Omnibonus

d. 1185

 

Alternative Names

Omnebene; Omnebene of Verona

 

Biography/Description

As attested by a letter of Pope Eugene (d.1153), Omnibonus was one of the earliest decretists at Bologna. In 1157, he left his teaching position to receive the bishopric of Verona, where he died in 1185. As a canonist, he composed an Abbreviatio decreti, which differs markedly from the subdivisions usually applied to Gratian’s work. This has led some scholars to believe that he wrote his text at a time when the Decretum had not yet received its definitive shape.
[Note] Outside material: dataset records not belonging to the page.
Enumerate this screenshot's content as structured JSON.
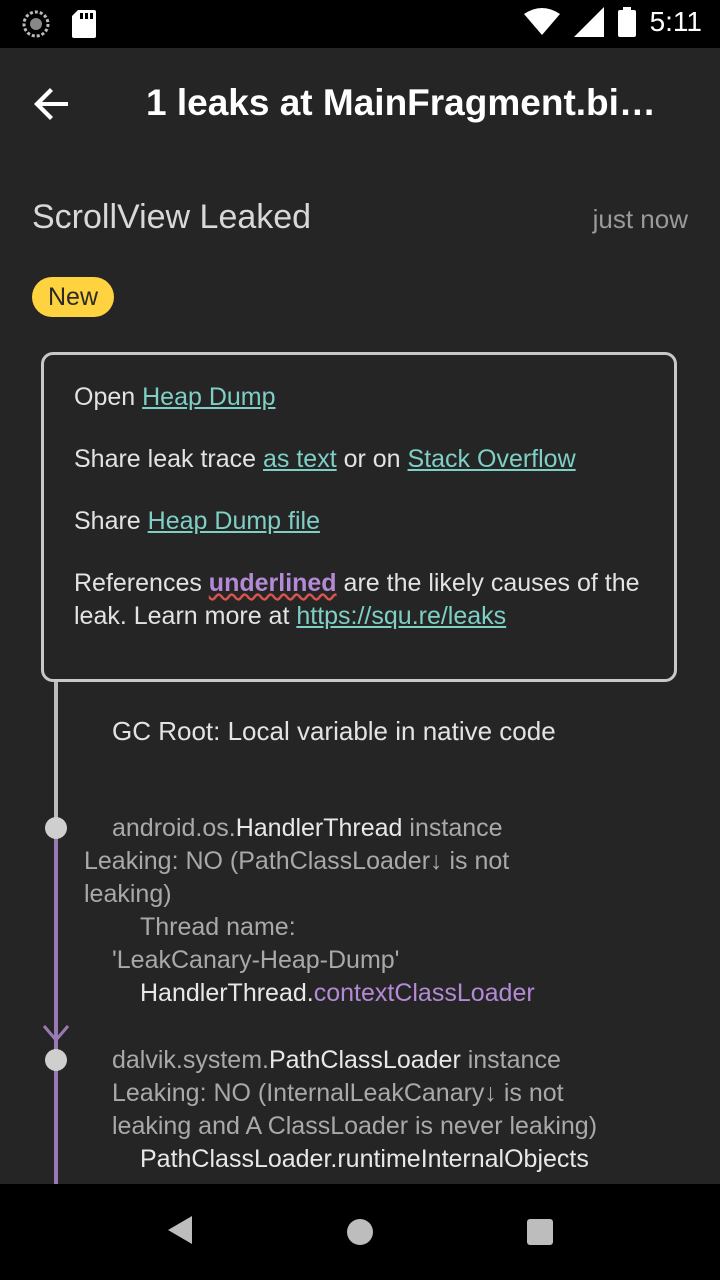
{
  "status_bar": {
    "time": "5:11",
    "icons": [
      "loading-icon",
      "sd-card-icon",
      "wifi-icon",
      "signal-icon",
      "battery-icon"
    ]
  },
  "app_bar": {
    "back_icon": "arrow-back-icon",
    "title": "1 leaks at MainFragment.bi…"
  },
  "leak": {
    "title": "ScrollView Leaked",
    "timestamp": "just now",
    "badge": "New"
  },
  "info_card": {
    "line1_prefix": "Open ",
    "line1_link": "Heap Dump",
    "line2_prefix": "Share leak trace ",
    "line2_link1": "as text",
    "line2_mid": " or on ",
    "line2_link2": "Stack Overflow",
    "line3_prefix": "Share ",
    "line3_link": "Heap Dump file",
    "line4_prefix": "References ",
    "line4_emph": "underlined",
    "line4_mid": " are the likely causes of the leak. Learn more at ",
    "line4_link": "https://squ.re/leaks"
  },
  "trace": {
    "gc_root": "GC Root: Local variable in native code",
    "node1": {
      "package": "android.os.",
      "class": "HandlerThread",
      "suffix": " instance",
      "leaking": "Leaking: NO (PathClassLoader↓ is not leaking)",
      "thread_label": "Thread name:",
      "thread_value": "'LeakCanary-Heap-Dump'",
      "ref_class": "HandlerThread.",
      "ref_field": "contextClassLoader"
    },
    "node2": {
      "package": "dalvik.system.",
      "class": "PathClassLoader",
      "suffix": " instance",
      "leaking": "Leaking: NO (InternalLeakCanary↓ is not leaking and A ClassLoader is never leaking)",
      "partial": "PathClassLoader.runtimeInternalObjects"
    }
  },
  "colors": {
    "background": "#252526",
    "badge": "#ffd33f",
    "link": "#7ecfc5",
    "reference": "#b48ad6"
  }
}
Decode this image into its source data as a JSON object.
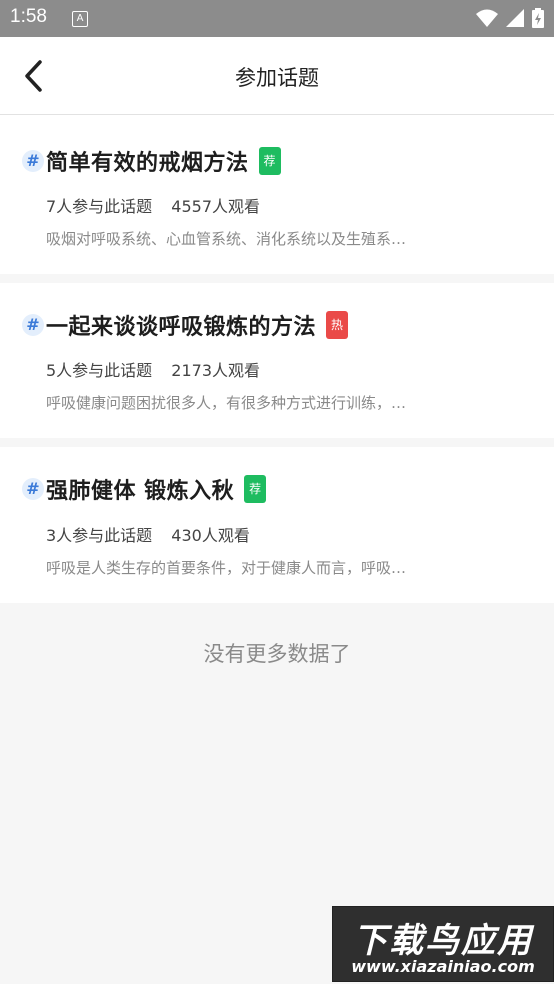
{
  "status_bar": {
    "time": "1:58",
    "notification_icon_letter": "A"
  },
  "header": {
    "title": "参加话题",
    "back_icon": "arrow-back-icon"
  },
  "topics": [
    {
      "title": "简单有效的戒烟方法",
      "badge": "荐",
      "badge_color": "#1ebc60",
      "participants": "7人参与此话题",
      "views": "4557人观看",
      "description": "吸烟对呼吸系统、心血管系统、消化系统以及生殖系…"
    },
    {
      "title": "一起来谈谈呼吸锻炼的方法",
      "badge": "热",
      "badge_color": "#ea4a48",
      "participants": "5人参与此话题",
      "views": "2173人观看",
      "description": "呼吸健康问题困扰很多人，有很多种方式进行训练，…"
    },
    {
      "title": "强肺健体 锻炼入秋",
      "badge": "荐",
      "badge_color": "#1ebc60",
      "participants": "3人参与此话题",
      "views": "430人观看",
      "description": "呼吸是人类生存的首要条件，对于健康人而言，呼吸…"
    }
  ],
  "footer": {
    "no_more": "没有更多数据了"
  },
  "watermark": {
    "main": "下载鸟应用",
    "sub": "www.xiazainiao.com"
  }
}
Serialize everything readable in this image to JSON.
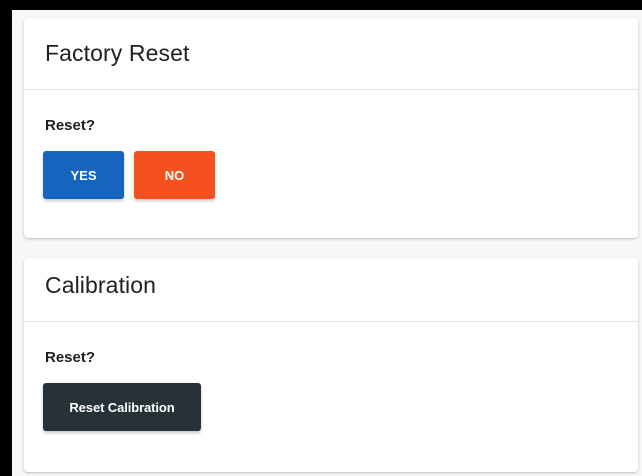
{
  "factory_reset": {
    "title": "Factory Reset",
    "prompt": "Reset?",
    "yes_label": "YES",
    "no_label": "NO"
  },
  "calibration": {
    "title": "Calibration",
    "prompt": "Reset?",
    "reset_label": "Reset Calibration"
  },
  "colors": {
    "yes": "#1565c0",
    "no": "#f4511e",
    "reset": "#263238",
    "card": "#ffffff",
    "frame": "#000000"
  }
}
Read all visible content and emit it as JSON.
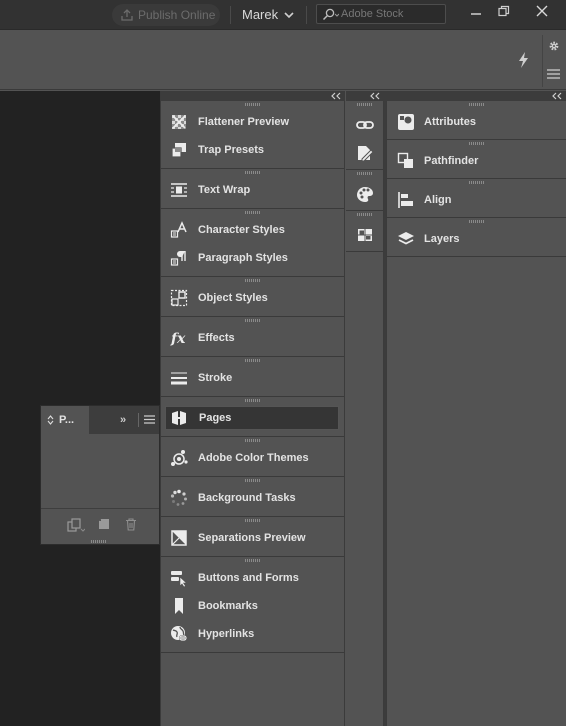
{
  "topbar": {
    "publish_label": "Publish Online",
    "user_name": "Marek",
    "search_placeholder": "Adobe Stock"
  },
  "floating_panel": {
    "tab_label": "P..."
  },
  "column1": {
    "groups": [
      {
        "items": [
          {
            "label": "Flattener Preview",
            "icon": "flattener-icon"
          },
          {
            "label": "Trap Presets",
            "icon": "trap-presets-icon"
          }
        ]
      },
      {
        "items": [
          {
            "label": "Text Wrap",
            "icon": "text-wrap-icon"
          }
        ]
      },
      {
        "items": [
          {
            "label": "Character Styles",
            "icon": "character-styles-icon"
          },
          {
            "label": "Paragraph Styles",
            "icon": "paragraph-styles-icon"
          }
        ]
      },
      {
        "items": [
          {
            "label": "Object Styles",
            "icon": "object-styles-icon"
          }
        ]
      },
      {
        "items": [
          {
            "label": "Effects",
            "icon": "fx-icon"
          }
        ]
      },
      {
        "items": [
          {
            "label": "Stroke",
            "icon": "stroke-icon"
          }
        ]
      },
      {
        "items": [
          {
            "label": "Pages",
            "icon": "pages-icon",
            "active": true
          }
        ]
      },
      {
        "items": [
          {
            "label": "Adobe Color Themes",
            "icon": "color-themes-icon"
          }
        ]
      },
      {
        "items": [
          {
            "label": "Background Tasks",
            "icon": "background-tasks-icon"
          }
        ]
      },
      {
        "items": [
          {
            "label": "Separations Preview",
            "icon": "separations-icon"
          }
        ]
      },
      {
        "items": [
          {
            "label": "Buttons and Forms",
            "icon": "buttons-forms-icon"
          },
          {
            "label": "Bookmarks",
            "icon": "bookmark-icon"
          },
          {
            "label": "Hyperlinks",
            "icon": "hyperlinks-icon"
          }
        ]
      }
    ]
  },
  "column2": {
    "icons": [
      "links-icon",
      "edit-icon",
      "swatches-icon",
      "table-icon"
    ]
  },
  "column3": {
    "groups": [
      {
        "items": [
          {
            "label": "Attributes",
            "icon": "attributes-icon"
          }
        ]
      },
      {
        "items": [
          {
            "label": "Pathfinder",
            "icon": "pathfinder-icon"
          }
        ]
      },
      {
        "items": [
          {
            "label": "Align",
            "icon": "align-icon"
          }
        ]
      },
      {
        "items": [
          {
            "label": "Layers",
            "icon": "layers-icon"
          }
        ]
      }
    ]
  },
  "colors": {
    "panel_bg": "#535353",
    "chrome_bg": "#323232",
    "pasteboard": "#222222",
    "text": "#e3e3e3"
  }
}
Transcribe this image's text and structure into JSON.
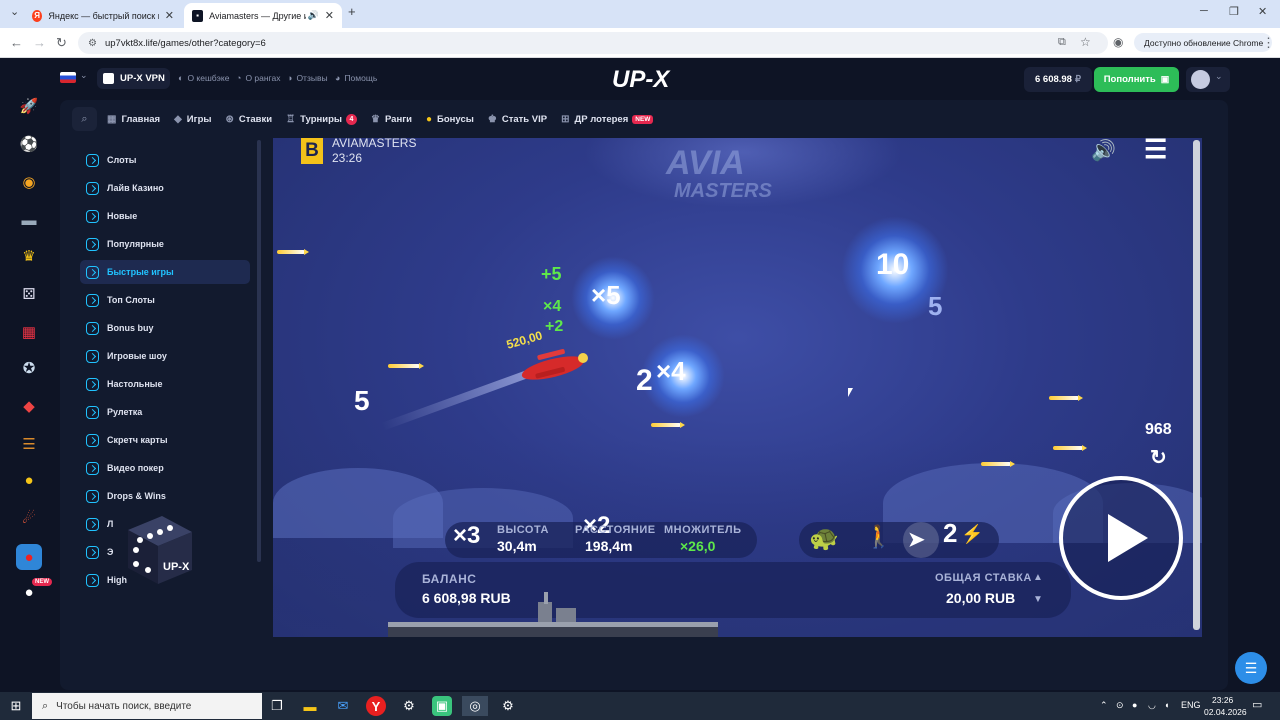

Some scholars have suggested a date between 1147 and 1155, while others prefer 1156, the year mentioned once in the Abbreviatio itself. Most recently, Rudolf Weigand has supported the latter date with considerable internal evidence.

 

Text(s)

 
No. 1

Adaptatio Decreti Gratiani.

 

Text(s) – Manuscripts

No. 1

Adaptatio Decreti Gratiani.

 
Manuscript

Cambrai, BM 602

 
 

Frankfurt am Main, Stadt- und Universitätsbibl. 68 (with glosses)

 
 

Kaliningrad, Universitätsbibl. 32 (with glosses)

 
 

Köln, Historisches Arch. W folio 248, fol. 1–178 (with glosses)

 
 

London, BL Royal 10 C IV, fol. 1–136 (with glosses)

 
 

Oxford, Bodleian Libr. Tanner 8, fol. 1–299

 
 

Paris, BN lat. 3886 (with glosses)

 
 

Troyes, BM 44 (with glosses)

 
 

Città del Vaticano, BAV Reg. lat. 1039

 

Literature

P. Landau, ‘Gratian and the Decretum Gratiani’, in The History of Medieval Canon Law in the Classical Period, 1140–1234: From Gratian to the Decretals of Pope Gregory IX, W. Hartmann and K. Pennington, ed. (History of Medieval Canon Law 6; Washington DC 2008) 46, 49.

K. Pennington, ‘The Decretists: The Italian School’, in The History of Medieval Canon Law in the Classical Period, 1140–1234: From Gratian to the Decretals of Pope Gregory IX, W. Hartmann and K. Pennington, ed. (History of Medieval Canon Law 6; Washington DC 2008) 124, 127.

R. Weigand, ‘Die Dekret-Abbreviatio Omnebenes und ihre Glossen’, in Recht als Heilsdienst. Mathias Kaiser zum 65. Geburtstag gewidmet, W. Schulz, ed. (Paderborn 1989) 271–87.

R. Weigand, ‘Die frühen kanonistischen Schulen und die Dekretetabbreviatio Omnebenes’, AKKR, 155 (1986) 79–91.

J. Rambaud, ‘L’Abbreviatio decreti d’Omnebene’, in Proceedings Berkeley (MIC C–7; Città del Vaticano 1985) 93–107.

H. Müller, Der Anteil der Laien an der Bischofswahl: Ein Beitrag zur Geschichte der Kanonistik von Gratian bis Gregor IX. (Kanonistische Studien und Texte 29; Amsterdam 1977) 41–42.

A. Vetulani, ‘L’oeuvre d’Omnebene dans le MS 602 de la bibliothèque municipale de Cambrai’, in Proceedings Toronto (MIC C–5; Città del Vaticano 1976) 11–26.

M. Bertram, ‘Some Additions to the “Repertorium der Kanonistik”’, BMCL, 4 (1974) 12.

J. Rambaud, ‘Les divers types d’abrégés de Gratien: De la table au commentaire’, in Recueil de travaux offert à M. Clovis Brunel (Paris 1955) 406–408.

S. Kuttner, ‘Additional Notes on the Roman Law in Gratian’, Seminar, 12 (1954) 69.

S. Kuttner, Repertorium 259–60.

J. von Schulte, Dissertatio de decreto ab Omnibono abbreviato (Bonn 1892) 3–19.

J. von Schulte, QL 1.119–21, 250–51.